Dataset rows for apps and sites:
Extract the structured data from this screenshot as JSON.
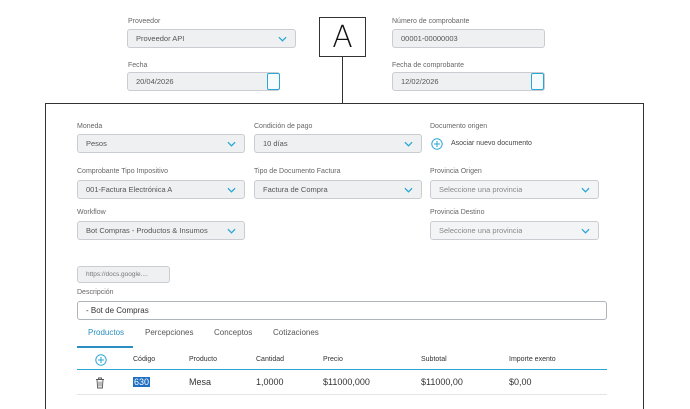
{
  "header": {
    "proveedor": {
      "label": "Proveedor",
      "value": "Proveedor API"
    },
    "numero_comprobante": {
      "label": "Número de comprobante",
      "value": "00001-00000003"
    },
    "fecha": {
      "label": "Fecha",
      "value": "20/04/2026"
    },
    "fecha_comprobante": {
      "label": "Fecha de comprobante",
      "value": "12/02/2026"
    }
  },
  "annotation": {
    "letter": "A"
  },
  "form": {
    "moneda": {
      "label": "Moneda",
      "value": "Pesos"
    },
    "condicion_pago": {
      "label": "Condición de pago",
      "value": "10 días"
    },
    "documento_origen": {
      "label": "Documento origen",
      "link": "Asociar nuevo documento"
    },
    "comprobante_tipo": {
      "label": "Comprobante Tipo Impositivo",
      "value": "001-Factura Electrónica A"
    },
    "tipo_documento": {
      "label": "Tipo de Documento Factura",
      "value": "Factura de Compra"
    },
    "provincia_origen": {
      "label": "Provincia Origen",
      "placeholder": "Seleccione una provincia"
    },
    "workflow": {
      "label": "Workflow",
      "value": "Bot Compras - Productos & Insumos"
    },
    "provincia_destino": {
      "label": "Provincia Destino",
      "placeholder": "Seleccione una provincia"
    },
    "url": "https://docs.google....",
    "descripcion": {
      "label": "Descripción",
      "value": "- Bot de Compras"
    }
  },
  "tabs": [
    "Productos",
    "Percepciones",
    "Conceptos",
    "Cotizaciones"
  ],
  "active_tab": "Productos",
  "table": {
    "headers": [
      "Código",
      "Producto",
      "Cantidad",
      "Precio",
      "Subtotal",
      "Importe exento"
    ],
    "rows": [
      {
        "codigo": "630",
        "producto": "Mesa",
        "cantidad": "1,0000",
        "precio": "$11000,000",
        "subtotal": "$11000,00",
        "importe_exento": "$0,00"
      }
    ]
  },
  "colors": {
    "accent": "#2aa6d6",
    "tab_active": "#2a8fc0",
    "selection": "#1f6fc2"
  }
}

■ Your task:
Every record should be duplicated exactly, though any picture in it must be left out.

■ Answer section:
Extract the structured data from this screenshot as JSON.
{
  "header": {
    "proveedor": {
      "label": "Proveedor",
      "value": "Proveedor API"
    },
    "numero_comprobante": {
      "label": "Número de comprobante",
      "value": "00001-00000003"
    },
    "fecha": {
      "label": "Fecha",
      "value": "20/04/2026"
    },
    "fecha_comprobante": {
      "label": "Fecha de comprobante",
      "value": "12/02/2026"
    }
  },
  "annotation": {
    "letter": "A"
  },
  "form": {
    "moneda": {
      "label": "Moneda",
      "value": "Pesos"
    },
    "condicion_pago": {
      "label": "Condición de pago",
      "value": "10 días"
    },
    "documento_origen": {
      "label": "Documento origen",
      "link": "Asociar nuevo documento"
    },
    "comprobante_tipo": {
      "label": "Comprobante Tipo Impositivo",
      "value": "001-Factura Electrónica A"
    },
    "tipo_documento": {
      "label": "Tipo de Documento Factura",
      "value": "Factura de Compra"
    },
    "provincia_origen": {
      "label": "Provincia Origen",
      "placeholder": "Seleccione una provincia"
    },
    "workflow": {
      "label": "Workflow",
      "value": "Bot Compras - Productos & Insumos"
    },
    "provincia_destino": {
      "label": "Provincia Destino",
      "placeholder": "Seleccione una provincia"
    },
    "url": "https://docs.google....",
    "descripcion": {
      "label": "Descripción",
      "value": "- Bot de Compras"
    }
  },
  "tabs": [
    "Productos",
    "Percepciones",
    "Conceptos",
    "Cotizaciones"
  ],
  "active_tab": "Productos",
  "table": {
    "headers": [
      "Código",
      "Producto",
      "Cantidad",
      "Precio",
      "Subtotal",
      "Importe exento"
    ],
    "rows": [
      {
        "codigo": "630",
        "producto": "Mesa",
        "cantidad": "1,0000",
        "precio": "$11000,000",
        "subtotal": "$11000,00",
        "importe_exento": "$0,00"
      }
    ]
  },
  "colors": {
    "accent": "#2aa6d6",
    "tab_active": "#2a8fc0",
    "selection": "#1f6fc2"
  }
}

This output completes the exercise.